TASK BRIEF:
Where "likes" appears in a line of the entries below, that line should be copied.

Collected data entries

===

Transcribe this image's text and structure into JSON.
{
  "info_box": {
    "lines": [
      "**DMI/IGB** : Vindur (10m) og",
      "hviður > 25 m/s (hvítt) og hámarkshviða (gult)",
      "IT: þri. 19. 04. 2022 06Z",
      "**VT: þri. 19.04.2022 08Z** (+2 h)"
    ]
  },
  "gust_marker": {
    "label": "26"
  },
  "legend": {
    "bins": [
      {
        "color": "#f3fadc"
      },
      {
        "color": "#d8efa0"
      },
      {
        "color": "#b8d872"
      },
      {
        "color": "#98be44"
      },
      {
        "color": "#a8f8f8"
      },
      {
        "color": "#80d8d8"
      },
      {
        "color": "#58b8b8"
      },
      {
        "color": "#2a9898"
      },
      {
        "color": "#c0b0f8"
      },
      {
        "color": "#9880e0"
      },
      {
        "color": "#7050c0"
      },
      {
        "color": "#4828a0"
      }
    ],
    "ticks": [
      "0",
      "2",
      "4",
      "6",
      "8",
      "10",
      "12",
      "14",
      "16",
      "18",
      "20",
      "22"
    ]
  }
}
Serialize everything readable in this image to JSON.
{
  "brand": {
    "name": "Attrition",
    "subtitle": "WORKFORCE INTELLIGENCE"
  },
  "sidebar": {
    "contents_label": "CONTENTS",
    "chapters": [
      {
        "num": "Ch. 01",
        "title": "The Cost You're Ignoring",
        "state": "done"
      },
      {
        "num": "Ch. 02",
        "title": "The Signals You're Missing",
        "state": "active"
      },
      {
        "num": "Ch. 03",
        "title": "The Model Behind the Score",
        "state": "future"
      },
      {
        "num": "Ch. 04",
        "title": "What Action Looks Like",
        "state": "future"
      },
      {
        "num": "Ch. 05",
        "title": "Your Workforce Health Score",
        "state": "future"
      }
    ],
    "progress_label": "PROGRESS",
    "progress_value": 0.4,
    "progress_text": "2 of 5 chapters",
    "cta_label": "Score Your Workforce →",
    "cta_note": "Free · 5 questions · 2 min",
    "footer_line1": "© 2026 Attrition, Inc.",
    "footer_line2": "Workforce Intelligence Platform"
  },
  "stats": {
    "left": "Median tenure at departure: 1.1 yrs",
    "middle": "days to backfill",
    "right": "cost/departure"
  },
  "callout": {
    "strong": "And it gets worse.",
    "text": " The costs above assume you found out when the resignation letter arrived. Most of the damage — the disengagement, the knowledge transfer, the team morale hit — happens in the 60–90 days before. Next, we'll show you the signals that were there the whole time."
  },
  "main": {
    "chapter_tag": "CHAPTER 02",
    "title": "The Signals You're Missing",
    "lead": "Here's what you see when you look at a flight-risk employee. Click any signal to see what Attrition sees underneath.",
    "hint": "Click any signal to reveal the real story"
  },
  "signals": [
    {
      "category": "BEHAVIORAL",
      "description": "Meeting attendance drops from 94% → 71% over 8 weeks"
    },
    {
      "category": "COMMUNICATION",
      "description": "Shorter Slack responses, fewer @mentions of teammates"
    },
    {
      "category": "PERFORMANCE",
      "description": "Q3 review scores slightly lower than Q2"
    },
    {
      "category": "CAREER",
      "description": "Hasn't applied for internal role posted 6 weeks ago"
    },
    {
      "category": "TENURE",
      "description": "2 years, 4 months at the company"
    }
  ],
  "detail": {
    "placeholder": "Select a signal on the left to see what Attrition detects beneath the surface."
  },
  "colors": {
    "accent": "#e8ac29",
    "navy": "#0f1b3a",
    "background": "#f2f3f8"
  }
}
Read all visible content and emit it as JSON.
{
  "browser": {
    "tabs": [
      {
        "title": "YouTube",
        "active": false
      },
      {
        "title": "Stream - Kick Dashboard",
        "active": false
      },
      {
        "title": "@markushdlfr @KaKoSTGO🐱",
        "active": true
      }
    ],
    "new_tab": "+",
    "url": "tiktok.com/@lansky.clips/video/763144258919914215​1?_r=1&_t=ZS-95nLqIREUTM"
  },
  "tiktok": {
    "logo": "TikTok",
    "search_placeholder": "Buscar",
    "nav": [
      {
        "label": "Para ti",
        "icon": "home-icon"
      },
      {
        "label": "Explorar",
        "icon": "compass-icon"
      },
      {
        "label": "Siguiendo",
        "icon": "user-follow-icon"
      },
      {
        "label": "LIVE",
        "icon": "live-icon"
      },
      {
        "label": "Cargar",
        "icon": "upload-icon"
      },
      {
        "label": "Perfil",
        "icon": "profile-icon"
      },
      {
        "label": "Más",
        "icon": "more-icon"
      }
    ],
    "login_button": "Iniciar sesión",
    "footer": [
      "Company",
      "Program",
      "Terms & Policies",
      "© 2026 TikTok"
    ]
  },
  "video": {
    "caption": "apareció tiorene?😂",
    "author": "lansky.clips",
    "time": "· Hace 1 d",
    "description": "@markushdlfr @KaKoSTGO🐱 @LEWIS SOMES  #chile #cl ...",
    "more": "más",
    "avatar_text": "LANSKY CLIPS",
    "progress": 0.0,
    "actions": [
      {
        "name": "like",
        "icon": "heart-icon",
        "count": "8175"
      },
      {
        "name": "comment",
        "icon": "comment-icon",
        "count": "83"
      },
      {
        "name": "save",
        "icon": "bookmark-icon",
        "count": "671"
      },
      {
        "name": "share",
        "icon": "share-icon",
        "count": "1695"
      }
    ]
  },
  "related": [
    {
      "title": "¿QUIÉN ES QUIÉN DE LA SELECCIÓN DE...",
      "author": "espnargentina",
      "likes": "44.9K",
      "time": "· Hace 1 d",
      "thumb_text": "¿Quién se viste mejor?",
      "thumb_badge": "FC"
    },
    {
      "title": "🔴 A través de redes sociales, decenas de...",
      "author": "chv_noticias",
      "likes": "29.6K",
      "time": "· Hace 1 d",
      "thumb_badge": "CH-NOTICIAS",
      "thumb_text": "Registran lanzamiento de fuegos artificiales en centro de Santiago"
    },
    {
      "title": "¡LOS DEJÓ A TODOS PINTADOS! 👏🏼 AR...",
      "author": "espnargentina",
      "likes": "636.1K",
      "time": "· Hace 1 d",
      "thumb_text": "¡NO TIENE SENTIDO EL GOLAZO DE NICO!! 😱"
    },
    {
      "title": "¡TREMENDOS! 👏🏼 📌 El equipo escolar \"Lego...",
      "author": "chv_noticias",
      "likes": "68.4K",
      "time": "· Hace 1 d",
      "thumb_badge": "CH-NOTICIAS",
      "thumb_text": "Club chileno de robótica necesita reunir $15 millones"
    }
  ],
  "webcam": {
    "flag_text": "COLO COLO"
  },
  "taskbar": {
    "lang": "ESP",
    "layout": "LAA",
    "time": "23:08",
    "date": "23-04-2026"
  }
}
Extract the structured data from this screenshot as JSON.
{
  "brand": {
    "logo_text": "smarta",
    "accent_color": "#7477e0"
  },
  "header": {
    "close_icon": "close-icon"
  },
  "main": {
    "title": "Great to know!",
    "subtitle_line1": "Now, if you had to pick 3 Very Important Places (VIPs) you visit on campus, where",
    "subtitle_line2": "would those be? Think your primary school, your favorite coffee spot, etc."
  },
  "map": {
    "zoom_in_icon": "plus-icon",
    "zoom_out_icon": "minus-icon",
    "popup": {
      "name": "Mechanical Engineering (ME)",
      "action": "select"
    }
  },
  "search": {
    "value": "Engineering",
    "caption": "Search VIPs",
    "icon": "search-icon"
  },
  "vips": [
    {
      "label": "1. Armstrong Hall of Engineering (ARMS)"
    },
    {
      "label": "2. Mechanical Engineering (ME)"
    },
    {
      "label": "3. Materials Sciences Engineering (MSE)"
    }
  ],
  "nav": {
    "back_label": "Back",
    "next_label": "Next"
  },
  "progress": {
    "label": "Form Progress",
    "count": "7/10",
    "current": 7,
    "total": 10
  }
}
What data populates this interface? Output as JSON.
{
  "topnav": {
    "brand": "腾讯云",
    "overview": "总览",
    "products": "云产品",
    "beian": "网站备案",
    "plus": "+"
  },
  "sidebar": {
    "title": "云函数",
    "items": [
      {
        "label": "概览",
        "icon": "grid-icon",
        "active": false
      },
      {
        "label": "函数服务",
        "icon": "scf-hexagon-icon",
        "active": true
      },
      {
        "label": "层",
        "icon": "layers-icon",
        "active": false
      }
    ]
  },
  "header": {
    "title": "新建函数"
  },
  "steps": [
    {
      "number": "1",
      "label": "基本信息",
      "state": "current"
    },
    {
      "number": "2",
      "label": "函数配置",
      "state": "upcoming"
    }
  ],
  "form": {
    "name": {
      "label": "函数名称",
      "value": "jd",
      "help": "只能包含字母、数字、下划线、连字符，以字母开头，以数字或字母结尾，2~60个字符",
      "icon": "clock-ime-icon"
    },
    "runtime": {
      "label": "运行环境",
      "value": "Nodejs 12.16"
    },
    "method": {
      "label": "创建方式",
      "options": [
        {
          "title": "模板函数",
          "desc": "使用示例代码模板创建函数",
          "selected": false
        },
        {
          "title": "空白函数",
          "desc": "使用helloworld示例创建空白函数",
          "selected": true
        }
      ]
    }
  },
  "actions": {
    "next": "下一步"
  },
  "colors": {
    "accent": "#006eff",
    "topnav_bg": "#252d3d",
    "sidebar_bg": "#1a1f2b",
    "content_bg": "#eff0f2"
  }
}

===

PROBLEM SOLUTION:
      "likes": "44.9K",
      "likes": "29.6K",
      "likes": "636.1K",
      "likes": "68.4K",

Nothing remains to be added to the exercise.